* [REQUIRED ACTION] Please return all records verbatim, no pictures.

(Excerpts from an interface dataset)

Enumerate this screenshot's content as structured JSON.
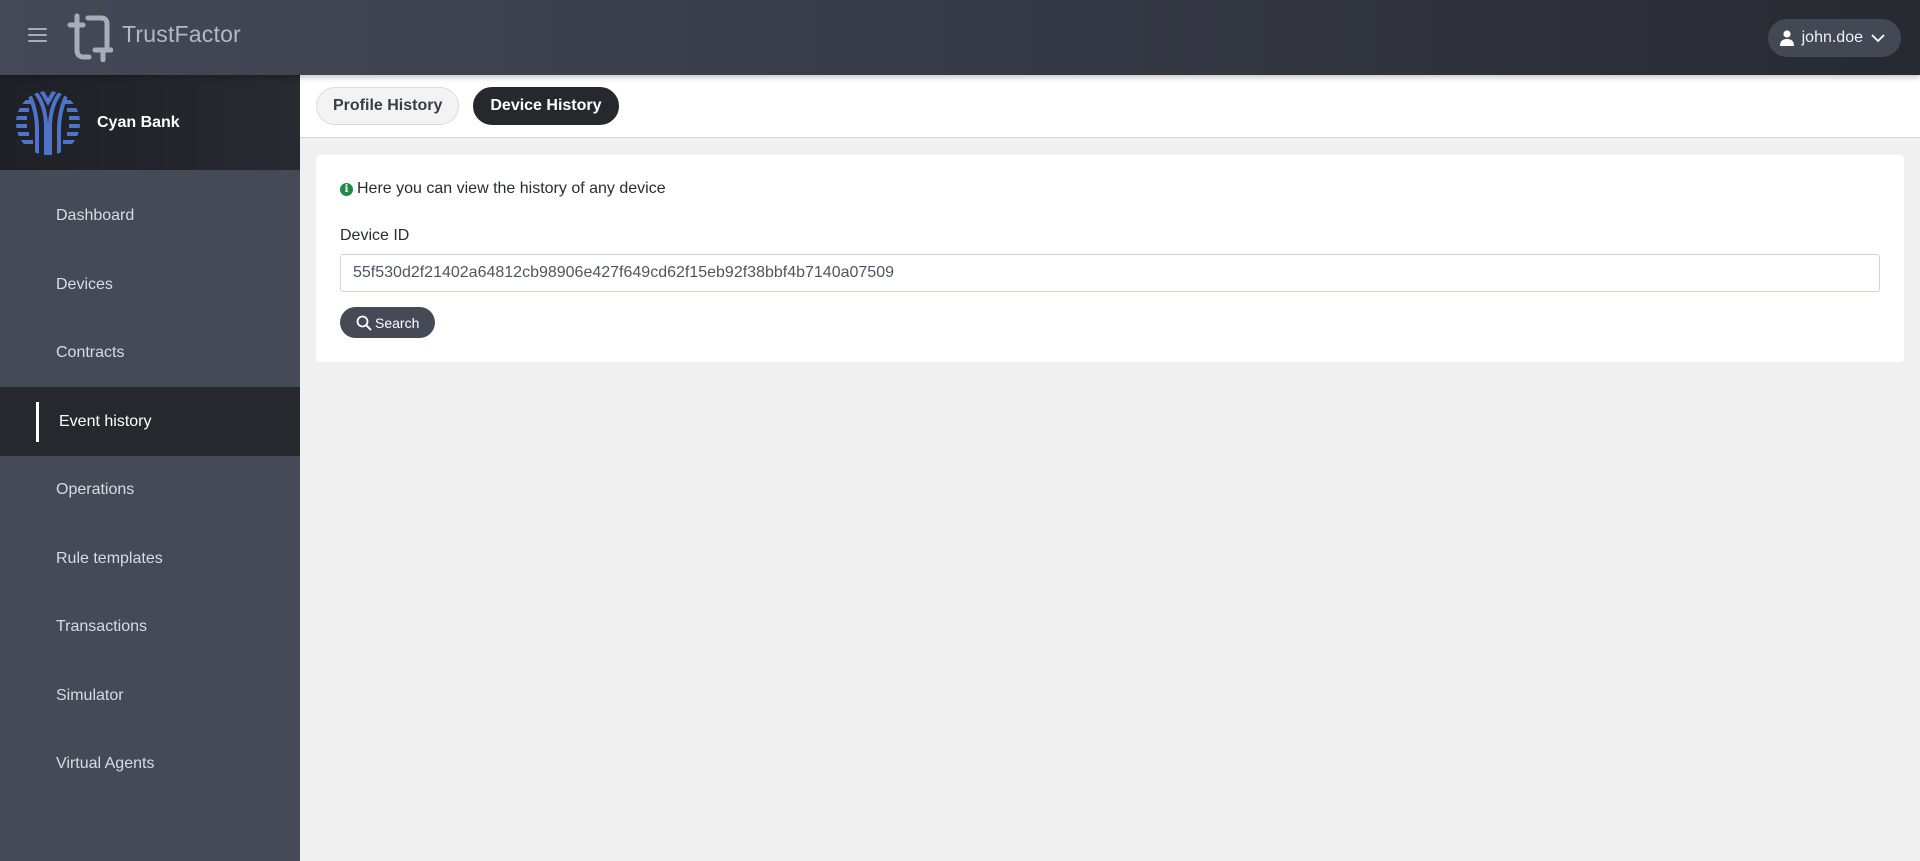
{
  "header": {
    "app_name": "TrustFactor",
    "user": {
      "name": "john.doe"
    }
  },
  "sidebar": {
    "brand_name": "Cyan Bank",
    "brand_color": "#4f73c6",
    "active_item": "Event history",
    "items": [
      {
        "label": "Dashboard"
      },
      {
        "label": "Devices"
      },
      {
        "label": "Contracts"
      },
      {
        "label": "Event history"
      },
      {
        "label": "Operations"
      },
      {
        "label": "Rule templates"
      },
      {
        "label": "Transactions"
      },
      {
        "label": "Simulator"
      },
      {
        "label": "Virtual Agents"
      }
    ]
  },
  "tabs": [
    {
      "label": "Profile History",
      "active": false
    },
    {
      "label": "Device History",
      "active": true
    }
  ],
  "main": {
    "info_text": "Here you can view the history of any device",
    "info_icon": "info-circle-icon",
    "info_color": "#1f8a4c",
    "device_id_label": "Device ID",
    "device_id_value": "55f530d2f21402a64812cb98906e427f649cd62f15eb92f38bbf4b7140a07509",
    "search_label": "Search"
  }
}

* [TASK OUTPUT]
Enumerate this screenshot's content as structured JSON.
{
  "header": {
    "app_name": "TrustFactor",
    "user": {
      "name": "john.doe"
    }
  },
  "sidebar": {
    "brand_name": "Cyan Bank",
    "brand_color": "#4f73c6",
    "active_item": "Event history",
    "items": [
      {
        "label": "Dashboard"
      },
      {
        "label": "Devices"
      },
      {
        "label": "Contracts"
      },
      {
        "label": "Event history"
      },
      {
        "label": "Operations"
      },
      {
        "label": "Rule templates"
      },
      {
        "label": "Transactions"
      },
      {
        "label": "Simulator"
      },
      {
        "label": "Virtual Agents"
      }
    ]
  },
  "tabs": [
    {
      "label": "Profile History",
      "active": false
    },
    {
      "label": "Device History",
      "active": true
    }
  ],
  "main": {
    "info_text": "Here you can view the history of any device",
    "info_icon": "info-circle-icon",
    "info_color": "#1f8a4c",
    "device_id_label": "Device ID",
    "device_id_value": "55f530d2f21402a64812cb98906e427f649cd62f15eb92f38bbf4b7140a07509",
    "search_label": "Search"
  }
}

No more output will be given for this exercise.